North Seymour Island: This island is located to the North of Baltra. Its a flat and low-lying island, formed as a result of the uplift of a submarine lava formation. The vegetation is mainly low and bushy, and contains the largest colony of magnificent frigate birds in the Galapagos. There is also a large population of blue footed boobies nesting from may to November and by the coastline resides a colony of playful sea lions.
Genovesa island: The main attraction is the Prince Philip´s Steps. This site is part of the narrow arm of land which encircles the eastern section of Darwin Bay. It is an excellent place to observe various species of sea birds. After ascending 25 m up the cliff, the visitor arrives to a lava platform, where masked boobies, red footed boobies and frigate birds nest.The trail crosses a section of dry “palo santo” forest, typical of the island´s vegetation
Highlands of Santa Cruz island: The trail to the highlands leaves from Bellavista and passes through the agricultural zone, near the National Park boundary, the Miconia Zone and then goes to the Fern and Sedge zone. With clear weather (unpredictable) this area affords beautiful scenes of rolling hills and extinct volcanic cones covered with grass and lush greenery all year round.
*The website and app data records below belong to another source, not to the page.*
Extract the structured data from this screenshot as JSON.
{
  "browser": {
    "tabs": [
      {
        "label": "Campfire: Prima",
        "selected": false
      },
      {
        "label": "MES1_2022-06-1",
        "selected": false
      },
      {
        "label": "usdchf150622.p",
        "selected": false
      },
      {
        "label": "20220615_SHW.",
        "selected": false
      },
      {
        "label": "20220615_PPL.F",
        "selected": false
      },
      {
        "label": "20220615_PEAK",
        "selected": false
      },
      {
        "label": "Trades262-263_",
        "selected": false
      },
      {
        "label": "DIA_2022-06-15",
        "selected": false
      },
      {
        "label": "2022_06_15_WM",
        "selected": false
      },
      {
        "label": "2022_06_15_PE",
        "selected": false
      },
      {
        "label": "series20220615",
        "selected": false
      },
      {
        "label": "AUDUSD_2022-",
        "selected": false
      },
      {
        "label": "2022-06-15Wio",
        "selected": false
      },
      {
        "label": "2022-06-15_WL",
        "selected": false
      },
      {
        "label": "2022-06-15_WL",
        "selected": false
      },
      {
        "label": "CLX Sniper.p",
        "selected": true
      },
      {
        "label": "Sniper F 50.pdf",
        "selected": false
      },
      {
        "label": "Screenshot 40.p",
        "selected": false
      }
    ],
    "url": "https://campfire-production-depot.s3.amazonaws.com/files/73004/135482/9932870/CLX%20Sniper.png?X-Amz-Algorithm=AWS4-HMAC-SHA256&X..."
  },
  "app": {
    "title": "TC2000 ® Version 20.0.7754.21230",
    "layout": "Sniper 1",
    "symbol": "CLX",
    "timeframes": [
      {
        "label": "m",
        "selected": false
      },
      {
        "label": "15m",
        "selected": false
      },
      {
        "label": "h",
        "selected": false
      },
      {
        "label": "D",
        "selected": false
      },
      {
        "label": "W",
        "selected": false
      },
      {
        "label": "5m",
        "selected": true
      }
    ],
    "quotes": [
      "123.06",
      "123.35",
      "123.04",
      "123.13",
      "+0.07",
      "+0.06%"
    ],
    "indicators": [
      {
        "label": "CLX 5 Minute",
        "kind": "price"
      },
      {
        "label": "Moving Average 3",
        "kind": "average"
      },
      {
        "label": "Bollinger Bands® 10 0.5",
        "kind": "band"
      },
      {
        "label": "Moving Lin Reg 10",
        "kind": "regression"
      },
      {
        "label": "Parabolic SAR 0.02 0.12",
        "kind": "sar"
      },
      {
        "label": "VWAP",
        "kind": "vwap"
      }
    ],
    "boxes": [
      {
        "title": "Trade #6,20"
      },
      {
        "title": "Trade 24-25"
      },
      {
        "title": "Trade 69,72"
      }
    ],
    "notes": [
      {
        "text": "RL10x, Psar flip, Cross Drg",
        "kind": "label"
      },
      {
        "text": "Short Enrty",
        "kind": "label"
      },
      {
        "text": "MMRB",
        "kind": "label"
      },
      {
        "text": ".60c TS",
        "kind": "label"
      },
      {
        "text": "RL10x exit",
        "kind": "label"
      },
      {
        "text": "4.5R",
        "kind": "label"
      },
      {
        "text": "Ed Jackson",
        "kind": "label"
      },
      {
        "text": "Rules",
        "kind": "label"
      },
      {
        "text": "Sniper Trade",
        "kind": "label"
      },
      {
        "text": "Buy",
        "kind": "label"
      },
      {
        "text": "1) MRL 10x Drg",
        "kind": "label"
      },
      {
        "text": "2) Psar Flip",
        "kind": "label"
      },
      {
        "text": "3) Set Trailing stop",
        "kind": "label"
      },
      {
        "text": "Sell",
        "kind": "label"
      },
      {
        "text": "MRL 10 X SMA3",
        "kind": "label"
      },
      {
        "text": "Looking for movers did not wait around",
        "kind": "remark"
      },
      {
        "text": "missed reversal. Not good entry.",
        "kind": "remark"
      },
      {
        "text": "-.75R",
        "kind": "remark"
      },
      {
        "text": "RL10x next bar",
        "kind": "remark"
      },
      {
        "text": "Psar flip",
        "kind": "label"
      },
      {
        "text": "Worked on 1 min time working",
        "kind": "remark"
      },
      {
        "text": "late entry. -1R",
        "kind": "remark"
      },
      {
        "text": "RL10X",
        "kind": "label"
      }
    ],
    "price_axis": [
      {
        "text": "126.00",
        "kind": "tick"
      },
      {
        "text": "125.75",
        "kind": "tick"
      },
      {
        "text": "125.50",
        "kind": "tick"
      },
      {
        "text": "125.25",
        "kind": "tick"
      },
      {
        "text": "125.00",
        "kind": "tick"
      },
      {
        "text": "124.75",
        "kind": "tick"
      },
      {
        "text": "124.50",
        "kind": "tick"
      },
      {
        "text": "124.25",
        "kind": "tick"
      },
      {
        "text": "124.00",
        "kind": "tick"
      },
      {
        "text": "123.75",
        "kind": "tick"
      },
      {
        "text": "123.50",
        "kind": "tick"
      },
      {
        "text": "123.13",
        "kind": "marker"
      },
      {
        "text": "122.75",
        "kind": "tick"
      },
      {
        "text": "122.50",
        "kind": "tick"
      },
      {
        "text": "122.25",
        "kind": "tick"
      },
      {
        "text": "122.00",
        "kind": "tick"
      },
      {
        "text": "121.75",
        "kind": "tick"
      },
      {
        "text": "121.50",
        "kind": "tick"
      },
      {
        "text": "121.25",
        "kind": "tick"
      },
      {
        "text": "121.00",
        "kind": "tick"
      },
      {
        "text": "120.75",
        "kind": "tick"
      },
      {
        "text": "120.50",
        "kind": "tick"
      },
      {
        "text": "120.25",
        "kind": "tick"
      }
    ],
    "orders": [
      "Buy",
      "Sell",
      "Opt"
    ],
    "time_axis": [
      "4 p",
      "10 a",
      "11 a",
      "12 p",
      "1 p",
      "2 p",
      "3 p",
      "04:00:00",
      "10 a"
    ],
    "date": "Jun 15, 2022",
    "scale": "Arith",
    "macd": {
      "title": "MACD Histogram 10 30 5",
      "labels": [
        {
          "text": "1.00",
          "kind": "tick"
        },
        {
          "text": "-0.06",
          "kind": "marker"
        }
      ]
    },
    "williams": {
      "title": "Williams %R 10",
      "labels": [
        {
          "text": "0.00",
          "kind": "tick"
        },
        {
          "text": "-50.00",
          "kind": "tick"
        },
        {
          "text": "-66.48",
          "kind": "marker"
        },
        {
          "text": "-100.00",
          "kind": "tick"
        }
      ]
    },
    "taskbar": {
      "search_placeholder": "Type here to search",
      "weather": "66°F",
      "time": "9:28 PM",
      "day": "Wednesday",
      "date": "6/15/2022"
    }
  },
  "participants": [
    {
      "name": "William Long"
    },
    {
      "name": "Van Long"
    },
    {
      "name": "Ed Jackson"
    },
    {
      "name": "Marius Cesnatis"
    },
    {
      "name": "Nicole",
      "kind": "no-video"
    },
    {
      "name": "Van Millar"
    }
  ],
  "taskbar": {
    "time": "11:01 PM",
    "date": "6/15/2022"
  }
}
Bartolome Island: A small barren island, located in Sullivan Bay off James Island, Bartholomew has two areas to visit. In one of them it is possible to climb to the summit of the island, from where visitors can observe a variety of volcanic formations, spatter and tuff cones, lava flows and lava tubes. The moon landscape provides the most scenic panorama in the archipelago. At the other site, the visitor may swim and snorkel from a beautiful beach or walk across the isthmus to another beach that faces south, where swimming is prohibited. Multi –colored fish and occasionally penguins may be seen at the base of the tall pinnacle rock which dominates Bartholomew’s landscape.
Sullivan Bay: This visitor site provides a unique opportunity to view a recent lava flow of approximately 100 years old. The east side of James Island is known to have barren volcanic landscapes, dominated by black pahoehoe (ropy) lava flows of very young age. On the surface of the lava is possible to observe some tree molds that were carried down by the flow of the fresh lava. It is also interesting to see how some Mollugo plants are starting to colonize the small lava fissures.
Post office bay: Historically, this site is the location of a wooden barrel that was placed in the 18th century by the crew of a whaling ship. It has been used since this time by mariners and tourists as a post office. The idea is to carry letters or postcards to their destination by hand. Apart from being the Post Office Barrel, this site was the landing area for some of the first colonists.
Devil’s Crown: This islet consists of an eroded volcanic crater which owes its present form to the strong wave action. The interior is excellent for snorkelling and the exterior is considered one of the prime areas for SCUBA, especially when the current is strong. It is very important to note that only competent divers should dive in these conditions.
Bahia Gardner: Located on the northereastern coast of Hood, Gardner Bay provides an excellent beach for relaxing, swimming and an opportunity to observe sea lions.